With Coeliac UK launching a campaign to help secure their future amid uncertainty during the COVID-19 pandemic, I thought I’d reflect on my experiences with the UK’s leading charity for people with coeliac disease.
With a massive increase in demand for their services, coupled with a loss of income thanks to the current situation, Coeliac UK are calling on the UK’s coeliac community to help them through this difficult time. They receive no government funding, so rely on memberships, donations and commercial income to provide their unrivalled support.
Having been diagnosed with coeliac disease when I was a baby, Coeliac UK has been a big part of my life for as long as I can remember. I know they were a huge help to my parents when I was first diagnosed, giving them the support they needed to nurture me from a small puking baby into the normal (ish) delight of a human being I turned into.

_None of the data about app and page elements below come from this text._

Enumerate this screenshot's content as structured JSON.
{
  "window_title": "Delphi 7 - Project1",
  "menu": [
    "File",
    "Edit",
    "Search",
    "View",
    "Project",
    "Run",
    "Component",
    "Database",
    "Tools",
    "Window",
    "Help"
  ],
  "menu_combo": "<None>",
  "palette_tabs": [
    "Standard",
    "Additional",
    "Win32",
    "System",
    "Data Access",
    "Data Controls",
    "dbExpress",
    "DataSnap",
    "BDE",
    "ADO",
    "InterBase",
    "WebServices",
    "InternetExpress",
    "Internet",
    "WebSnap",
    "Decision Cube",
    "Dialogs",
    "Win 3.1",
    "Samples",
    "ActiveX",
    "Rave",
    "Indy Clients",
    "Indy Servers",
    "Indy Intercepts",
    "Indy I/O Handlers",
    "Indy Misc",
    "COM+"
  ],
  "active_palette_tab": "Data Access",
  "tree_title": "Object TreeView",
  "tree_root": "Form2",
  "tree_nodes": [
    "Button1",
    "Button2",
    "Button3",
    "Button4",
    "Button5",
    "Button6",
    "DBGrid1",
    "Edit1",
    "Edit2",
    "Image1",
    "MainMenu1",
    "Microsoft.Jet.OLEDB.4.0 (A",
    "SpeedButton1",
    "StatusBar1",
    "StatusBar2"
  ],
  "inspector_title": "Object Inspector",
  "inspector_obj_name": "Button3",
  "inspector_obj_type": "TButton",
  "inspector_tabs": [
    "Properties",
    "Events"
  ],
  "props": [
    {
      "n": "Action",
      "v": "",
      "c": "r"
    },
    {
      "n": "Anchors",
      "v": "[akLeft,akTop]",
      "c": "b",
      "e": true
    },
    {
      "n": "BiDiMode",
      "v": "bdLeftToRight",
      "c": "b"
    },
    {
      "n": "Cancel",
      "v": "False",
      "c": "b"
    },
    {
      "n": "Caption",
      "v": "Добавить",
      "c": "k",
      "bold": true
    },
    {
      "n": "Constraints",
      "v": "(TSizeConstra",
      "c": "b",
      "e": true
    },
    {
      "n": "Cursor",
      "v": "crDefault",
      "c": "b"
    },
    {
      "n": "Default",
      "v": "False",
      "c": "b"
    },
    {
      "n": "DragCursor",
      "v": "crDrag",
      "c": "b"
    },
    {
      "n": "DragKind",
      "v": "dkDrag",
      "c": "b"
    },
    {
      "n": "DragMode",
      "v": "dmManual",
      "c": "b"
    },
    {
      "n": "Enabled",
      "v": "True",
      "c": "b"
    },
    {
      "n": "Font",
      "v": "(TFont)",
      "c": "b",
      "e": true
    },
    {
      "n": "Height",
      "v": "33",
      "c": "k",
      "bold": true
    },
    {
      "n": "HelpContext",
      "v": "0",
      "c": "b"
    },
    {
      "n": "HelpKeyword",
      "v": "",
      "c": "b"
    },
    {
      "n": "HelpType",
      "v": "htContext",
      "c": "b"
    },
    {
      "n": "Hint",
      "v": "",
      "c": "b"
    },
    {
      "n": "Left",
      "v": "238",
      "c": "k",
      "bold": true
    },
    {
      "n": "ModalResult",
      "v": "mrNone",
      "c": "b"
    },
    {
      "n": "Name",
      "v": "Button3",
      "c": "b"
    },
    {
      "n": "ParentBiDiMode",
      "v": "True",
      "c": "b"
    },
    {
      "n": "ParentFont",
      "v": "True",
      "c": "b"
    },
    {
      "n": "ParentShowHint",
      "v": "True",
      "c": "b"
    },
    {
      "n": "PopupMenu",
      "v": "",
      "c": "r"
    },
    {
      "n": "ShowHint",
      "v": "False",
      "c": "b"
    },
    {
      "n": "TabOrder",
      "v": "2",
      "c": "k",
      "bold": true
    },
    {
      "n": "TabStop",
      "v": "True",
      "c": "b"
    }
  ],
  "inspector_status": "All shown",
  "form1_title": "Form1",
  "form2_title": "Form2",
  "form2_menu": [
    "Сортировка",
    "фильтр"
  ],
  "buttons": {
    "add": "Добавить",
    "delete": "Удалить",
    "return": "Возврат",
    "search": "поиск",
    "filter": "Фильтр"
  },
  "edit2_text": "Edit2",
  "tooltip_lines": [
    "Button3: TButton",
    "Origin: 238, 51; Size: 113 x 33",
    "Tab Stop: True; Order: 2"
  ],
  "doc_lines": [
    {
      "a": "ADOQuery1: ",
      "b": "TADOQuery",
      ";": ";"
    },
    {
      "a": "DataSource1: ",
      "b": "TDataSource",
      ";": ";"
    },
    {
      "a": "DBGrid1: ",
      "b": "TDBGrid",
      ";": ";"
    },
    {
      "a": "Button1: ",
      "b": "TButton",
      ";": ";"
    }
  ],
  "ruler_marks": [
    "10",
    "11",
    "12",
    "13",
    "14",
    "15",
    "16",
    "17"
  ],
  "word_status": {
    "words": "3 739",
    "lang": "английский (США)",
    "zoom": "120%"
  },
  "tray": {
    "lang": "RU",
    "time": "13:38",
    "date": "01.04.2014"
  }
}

Receiving the Coeliac UK gluten free food guide each year was an invaluable resource growing up. I fondly remember browsing through the hefty book for hours when I was a kid and picking out products I’d like to try. Everyone needs a hobby right? Bearing in mind this was the pre-internet age it really was the only way of researching gluten free products from home and that alone was worth the membership fee.
As times have moved on Coeliac UK have adapted and now offer two amazing apps to members. One is a food checker, which is basically the food guide reimagined for the 21st century. Instead of trawling through a book you can now just use the app to scan the barcode of any product to check if it’s suitable or not. Genius.
The other app is a gluten free venue guide to help you find places to eat out. This one is particularly valuable if you’re visiting a new place as you can pull up a map and browse locations nearby. I’ve discovered a few new places with this, it’s ace!
Coeliac UK membership also means you get a regular magazine delivered to your door packed full of advice, recipes, travel guides and a whole lot more. I always religiously read through this every time a new issue is released which has been another source of support and entertainment over the years. They also offer a helpline meaning that those with coeliac disease can get in touch to ask just about anything about living with the lifelong condition.
I honestly can’t imagine a world where Coeliac UK aren’t part of my life in some respect. Whether it’s attending events, flicking through the magazine or just knowing they’re there for support and advice at whatever time, I’ve truly had my money’s worth over the years. They’ve been around helping people for over 50 years and I hope that continues for many more to come.
If you’d like to make a donation and find out how your support can help support their future, visit the Coeliac UK website.